## WORK REQUIRED:
Below are the records. List every line holding the word "subtitle".

## INFORMATION PROVIDED:
*-*-*
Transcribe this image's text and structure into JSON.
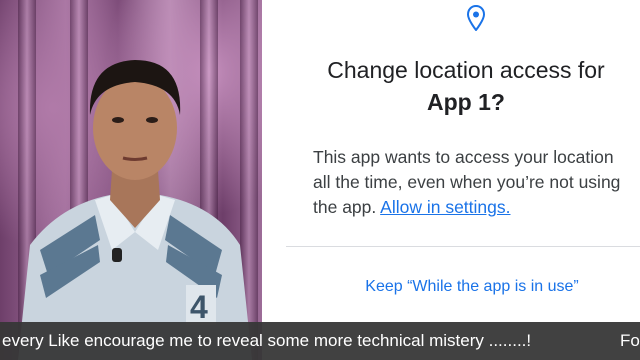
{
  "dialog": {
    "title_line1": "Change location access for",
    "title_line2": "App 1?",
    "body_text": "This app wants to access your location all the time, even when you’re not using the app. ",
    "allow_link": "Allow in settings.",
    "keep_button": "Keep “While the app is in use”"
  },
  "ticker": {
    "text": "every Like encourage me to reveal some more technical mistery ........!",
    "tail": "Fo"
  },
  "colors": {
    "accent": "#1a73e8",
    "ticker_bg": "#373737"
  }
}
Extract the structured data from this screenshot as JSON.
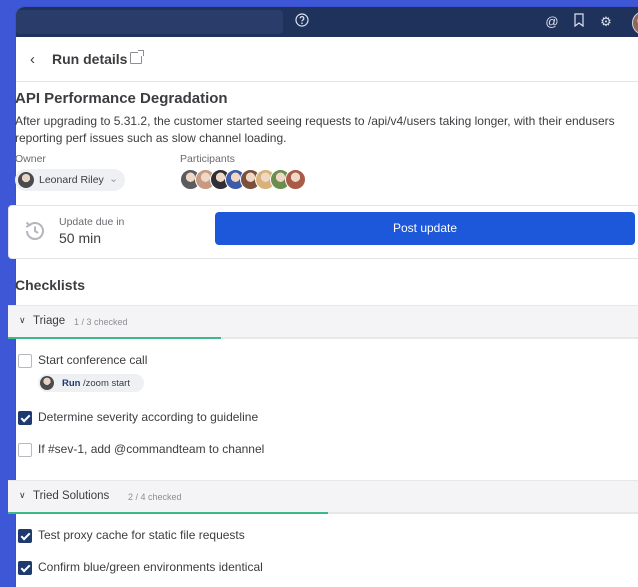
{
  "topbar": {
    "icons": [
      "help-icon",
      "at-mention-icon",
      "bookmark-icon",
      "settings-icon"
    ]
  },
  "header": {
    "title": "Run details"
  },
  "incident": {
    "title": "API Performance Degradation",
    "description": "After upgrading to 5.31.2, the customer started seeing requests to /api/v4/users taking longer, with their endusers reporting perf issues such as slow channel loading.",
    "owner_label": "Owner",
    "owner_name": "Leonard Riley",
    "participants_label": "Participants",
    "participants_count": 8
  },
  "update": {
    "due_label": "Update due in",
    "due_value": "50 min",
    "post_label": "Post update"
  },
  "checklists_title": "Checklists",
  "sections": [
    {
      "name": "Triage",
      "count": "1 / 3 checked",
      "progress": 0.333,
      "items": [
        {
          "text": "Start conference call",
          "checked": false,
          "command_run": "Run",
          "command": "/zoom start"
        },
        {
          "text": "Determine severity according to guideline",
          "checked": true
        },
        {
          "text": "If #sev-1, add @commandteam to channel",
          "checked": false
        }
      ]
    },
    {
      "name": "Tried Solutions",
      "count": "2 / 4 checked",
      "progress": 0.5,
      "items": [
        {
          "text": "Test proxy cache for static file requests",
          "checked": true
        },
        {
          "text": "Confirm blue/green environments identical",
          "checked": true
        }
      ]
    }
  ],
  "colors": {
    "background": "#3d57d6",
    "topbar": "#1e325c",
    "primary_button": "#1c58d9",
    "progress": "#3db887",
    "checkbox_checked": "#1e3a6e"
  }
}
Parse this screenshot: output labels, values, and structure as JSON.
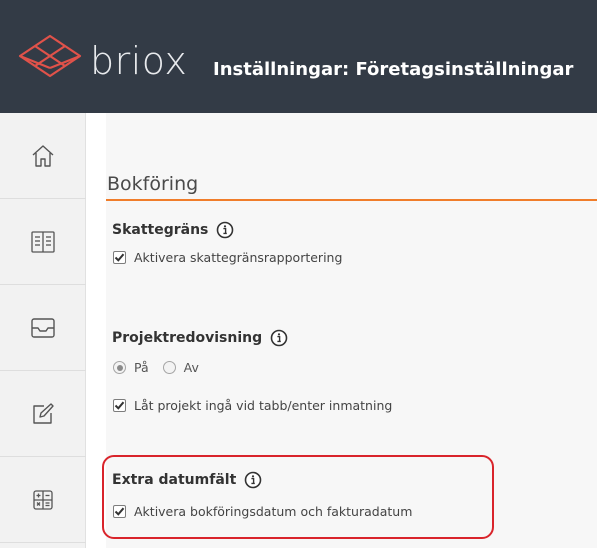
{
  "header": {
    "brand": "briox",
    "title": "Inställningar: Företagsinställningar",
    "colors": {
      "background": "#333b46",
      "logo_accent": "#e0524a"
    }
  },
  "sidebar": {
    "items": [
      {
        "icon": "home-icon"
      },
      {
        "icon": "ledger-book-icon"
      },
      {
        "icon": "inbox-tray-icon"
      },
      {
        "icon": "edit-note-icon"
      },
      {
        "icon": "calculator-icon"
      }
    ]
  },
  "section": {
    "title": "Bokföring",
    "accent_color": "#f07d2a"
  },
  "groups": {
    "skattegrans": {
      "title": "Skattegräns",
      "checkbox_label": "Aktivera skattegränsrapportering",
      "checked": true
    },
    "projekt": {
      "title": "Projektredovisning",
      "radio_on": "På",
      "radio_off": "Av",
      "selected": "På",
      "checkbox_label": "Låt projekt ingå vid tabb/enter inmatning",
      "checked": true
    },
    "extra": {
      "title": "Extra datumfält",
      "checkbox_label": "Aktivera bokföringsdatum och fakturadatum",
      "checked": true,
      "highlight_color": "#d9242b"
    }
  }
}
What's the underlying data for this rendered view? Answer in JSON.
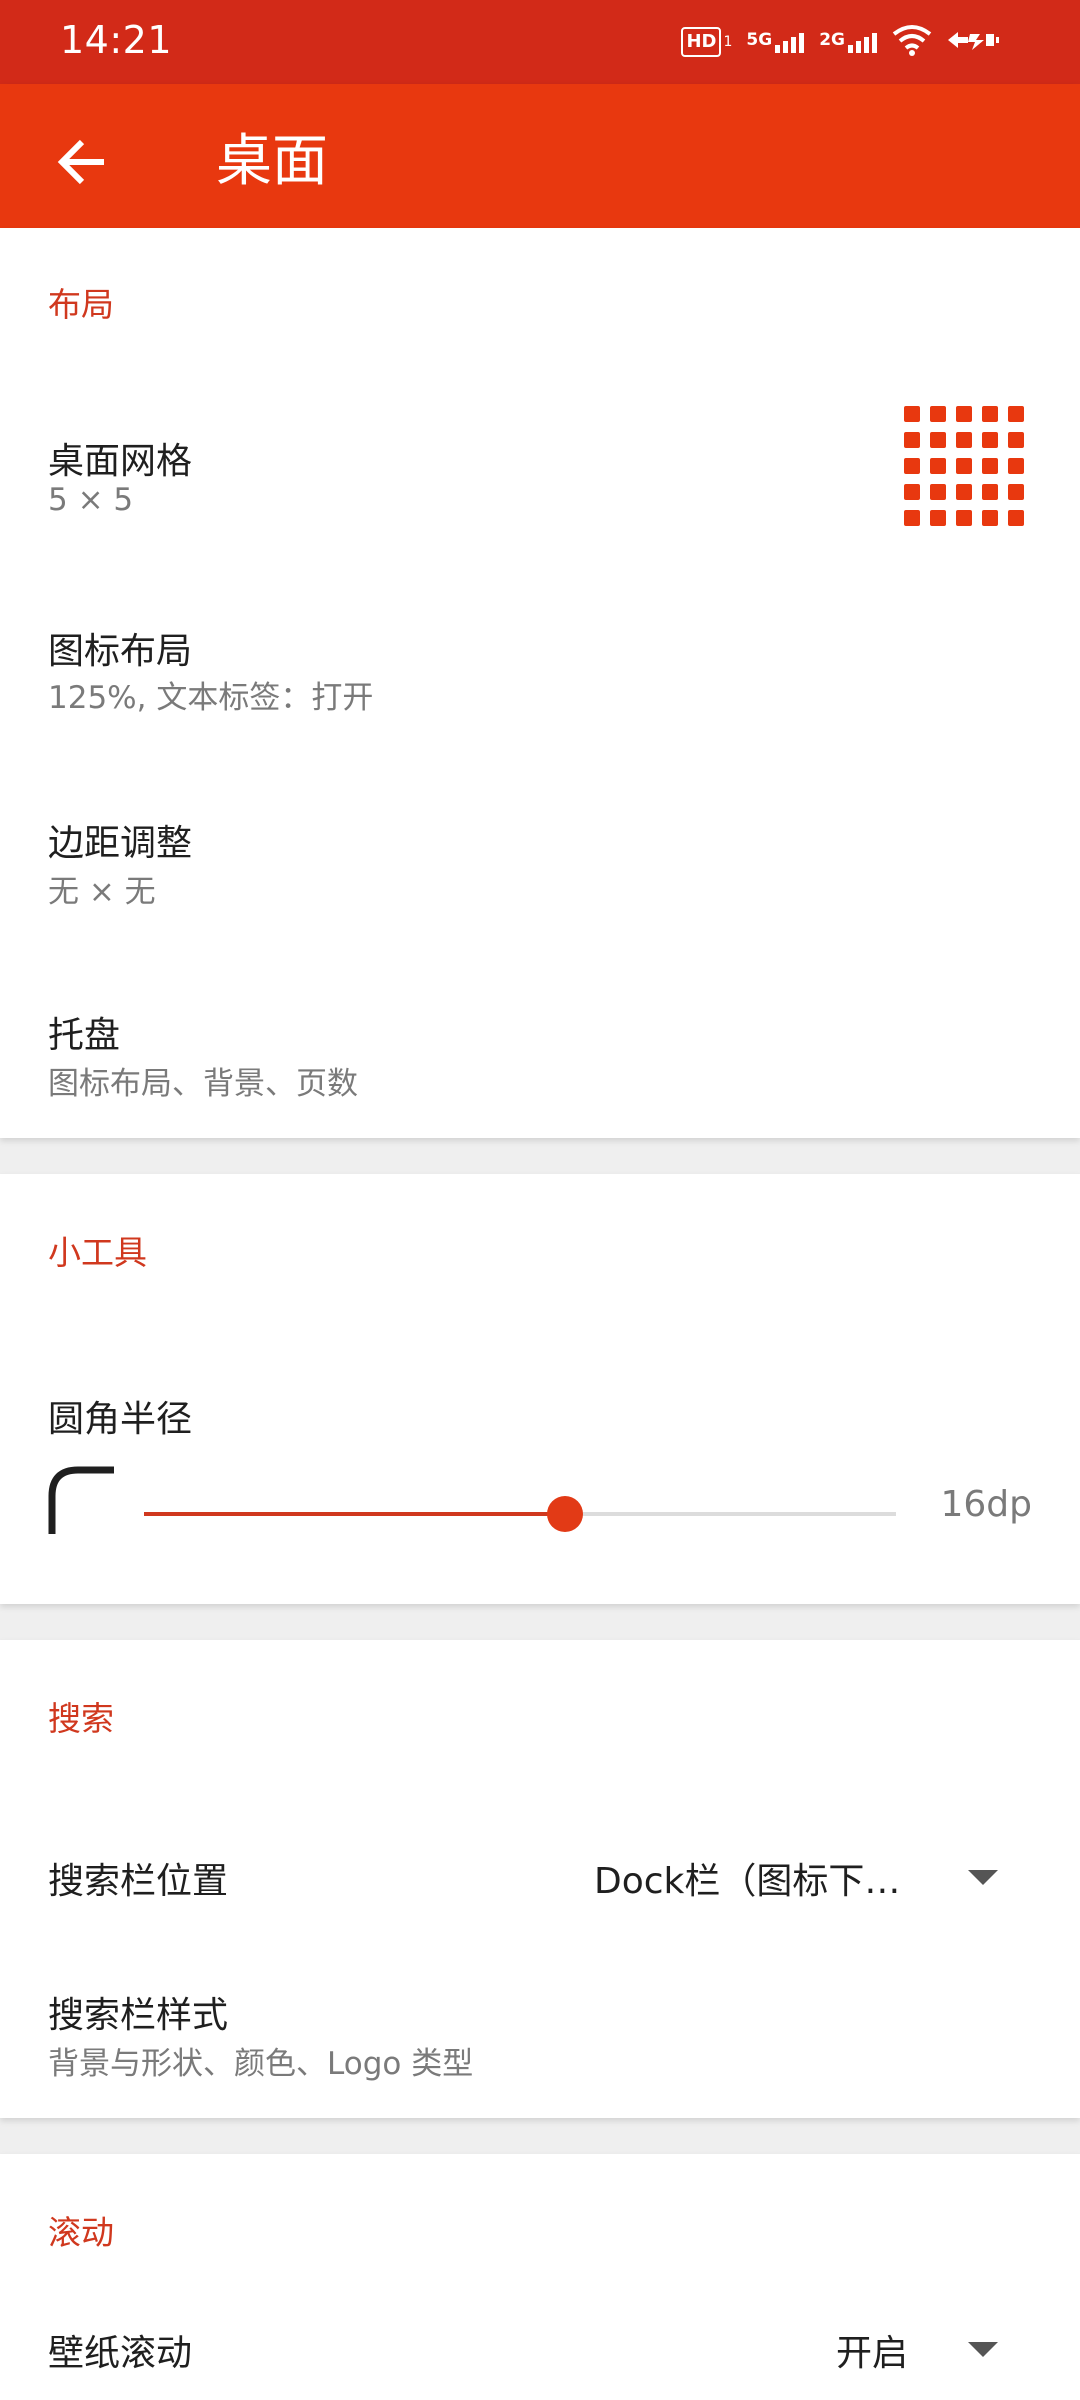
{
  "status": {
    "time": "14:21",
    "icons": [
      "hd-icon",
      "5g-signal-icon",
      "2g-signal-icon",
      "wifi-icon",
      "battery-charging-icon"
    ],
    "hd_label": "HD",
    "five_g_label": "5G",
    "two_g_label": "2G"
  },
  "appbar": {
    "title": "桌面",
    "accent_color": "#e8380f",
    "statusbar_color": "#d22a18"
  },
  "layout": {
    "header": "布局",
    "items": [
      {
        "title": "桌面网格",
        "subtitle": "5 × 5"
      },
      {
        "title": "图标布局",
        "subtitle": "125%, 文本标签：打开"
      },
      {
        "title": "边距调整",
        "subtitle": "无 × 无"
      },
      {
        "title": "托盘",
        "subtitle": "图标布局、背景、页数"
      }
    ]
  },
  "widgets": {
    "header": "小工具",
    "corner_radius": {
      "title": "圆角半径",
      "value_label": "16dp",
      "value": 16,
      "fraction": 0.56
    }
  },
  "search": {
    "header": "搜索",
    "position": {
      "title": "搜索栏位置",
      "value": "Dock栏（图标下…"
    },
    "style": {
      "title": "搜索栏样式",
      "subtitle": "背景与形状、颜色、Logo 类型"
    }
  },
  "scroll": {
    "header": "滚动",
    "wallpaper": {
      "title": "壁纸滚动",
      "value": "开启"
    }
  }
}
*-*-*
## OUTPUT OF THE TASK:
        "subtitle": "5 × 5"
        "subtitle": "125%, 文本标签：打开"
        "subtitle": "无 × 无"
        "subtitle": "图标布局、背景、页数"
      "subtitle": "背景与形状、颜色、Logo 类型"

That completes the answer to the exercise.